**REQUIRED WORK:** Find each line of the material below in which the word "country" occurs, and return it.

Segment Open

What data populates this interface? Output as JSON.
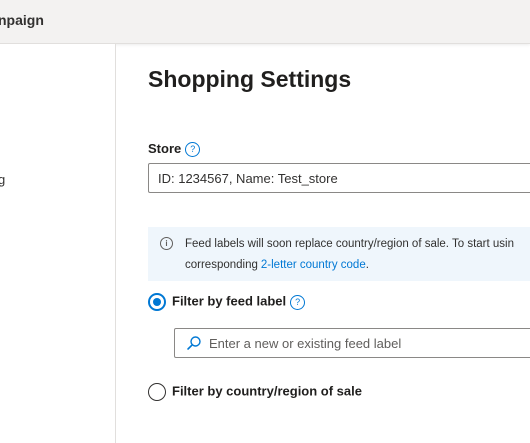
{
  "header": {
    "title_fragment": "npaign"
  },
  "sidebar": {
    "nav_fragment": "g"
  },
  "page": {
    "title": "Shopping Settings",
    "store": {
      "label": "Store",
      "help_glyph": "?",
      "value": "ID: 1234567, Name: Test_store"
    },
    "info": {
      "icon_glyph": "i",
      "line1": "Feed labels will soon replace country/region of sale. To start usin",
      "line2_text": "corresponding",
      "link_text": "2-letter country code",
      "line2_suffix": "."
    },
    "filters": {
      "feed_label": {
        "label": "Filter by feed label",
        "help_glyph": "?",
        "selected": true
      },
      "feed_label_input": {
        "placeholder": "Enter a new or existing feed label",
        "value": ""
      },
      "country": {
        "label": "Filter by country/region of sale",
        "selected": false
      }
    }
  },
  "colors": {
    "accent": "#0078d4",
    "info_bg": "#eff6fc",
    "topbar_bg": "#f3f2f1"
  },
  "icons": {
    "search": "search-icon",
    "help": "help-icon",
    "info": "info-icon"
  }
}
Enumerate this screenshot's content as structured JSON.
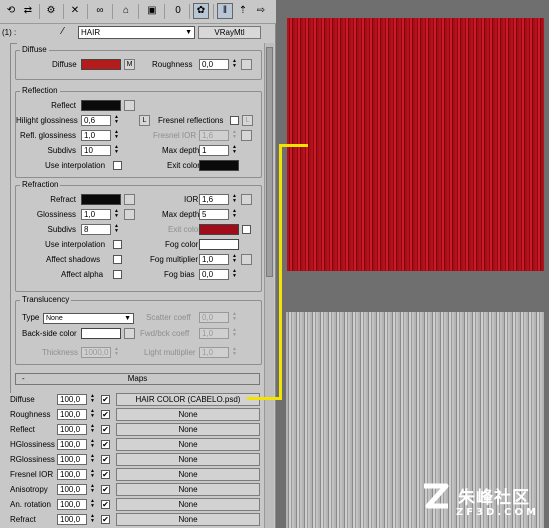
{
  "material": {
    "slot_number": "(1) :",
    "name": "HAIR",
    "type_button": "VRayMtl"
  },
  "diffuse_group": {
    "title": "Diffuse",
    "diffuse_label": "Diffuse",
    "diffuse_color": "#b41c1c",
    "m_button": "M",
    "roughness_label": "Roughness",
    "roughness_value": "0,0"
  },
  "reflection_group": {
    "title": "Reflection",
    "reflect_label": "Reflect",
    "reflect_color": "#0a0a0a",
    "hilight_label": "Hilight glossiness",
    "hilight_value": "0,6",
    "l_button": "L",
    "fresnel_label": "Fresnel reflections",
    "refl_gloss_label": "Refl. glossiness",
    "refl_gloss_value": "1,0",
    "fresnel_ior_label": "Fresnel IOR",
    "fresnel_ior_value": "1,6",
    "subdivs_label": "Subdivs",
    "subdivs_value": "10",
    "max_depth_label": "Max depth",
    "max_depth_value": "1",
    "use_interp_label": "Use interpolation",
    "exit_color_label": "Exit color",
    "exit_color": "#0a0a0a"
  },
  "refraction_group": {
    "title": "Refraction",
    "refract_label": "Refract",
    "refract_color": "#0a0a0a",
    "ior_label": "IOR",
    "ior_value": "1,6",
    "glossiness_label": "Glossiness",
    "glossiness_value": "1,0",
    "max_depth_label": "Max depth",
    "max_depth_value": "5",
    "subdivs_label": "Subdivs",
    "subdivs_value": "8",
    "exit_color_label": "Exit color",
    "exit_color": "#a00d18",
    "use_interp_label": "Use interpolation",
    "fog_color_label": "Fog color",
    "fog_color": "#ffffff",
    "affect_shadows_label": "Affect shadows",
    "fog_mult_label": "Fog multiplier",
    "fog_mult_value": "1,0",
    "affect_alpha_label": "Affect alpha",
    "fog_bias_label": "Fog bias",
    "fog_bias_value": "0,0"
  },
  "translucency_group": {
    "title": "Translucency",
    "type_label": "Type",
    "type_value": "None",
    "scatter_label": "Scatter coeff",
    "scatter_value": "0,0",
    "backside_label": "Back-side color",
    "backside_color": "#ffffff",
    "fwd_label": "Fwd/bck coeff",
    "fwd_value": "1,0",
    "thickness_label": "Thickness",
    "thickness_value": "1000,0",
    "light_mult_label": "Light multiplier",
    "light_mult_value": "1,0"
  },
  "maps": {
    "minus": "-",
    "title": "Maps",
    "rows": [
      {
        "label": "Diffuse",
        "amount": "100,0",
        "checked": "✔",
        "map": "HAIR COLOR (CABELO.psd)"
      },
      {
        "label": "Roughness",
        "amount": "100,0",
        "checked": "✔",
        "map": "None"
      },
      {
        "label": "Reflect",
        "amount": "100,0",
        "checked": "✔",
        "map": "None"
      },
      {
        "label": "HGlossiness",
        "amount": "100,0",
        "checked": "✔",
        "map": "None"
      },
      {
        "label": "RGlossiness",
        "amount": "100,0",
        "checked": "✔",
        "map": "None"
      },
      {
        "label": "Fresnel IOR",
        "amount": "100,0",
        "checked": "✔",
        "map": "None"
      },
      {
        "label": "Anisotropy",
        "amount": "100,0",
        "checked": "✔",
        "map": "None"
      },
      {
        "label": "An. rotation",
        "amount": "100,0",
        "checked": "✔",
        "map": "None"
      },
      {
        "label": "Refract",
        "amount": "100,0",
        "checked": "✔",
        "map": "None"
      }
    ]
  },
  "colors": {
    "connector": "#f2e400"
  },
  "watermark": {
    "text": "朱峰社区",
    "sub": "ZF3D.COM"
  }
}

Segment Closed

**RESPONSE FOR THIS EXERCISE:**
      "line1": "Feed labels will soon replace country/region of sale. To start usin",
      "link_text": "2-letter country code",
      "country": {
        "label": "Filter by country/region of sale",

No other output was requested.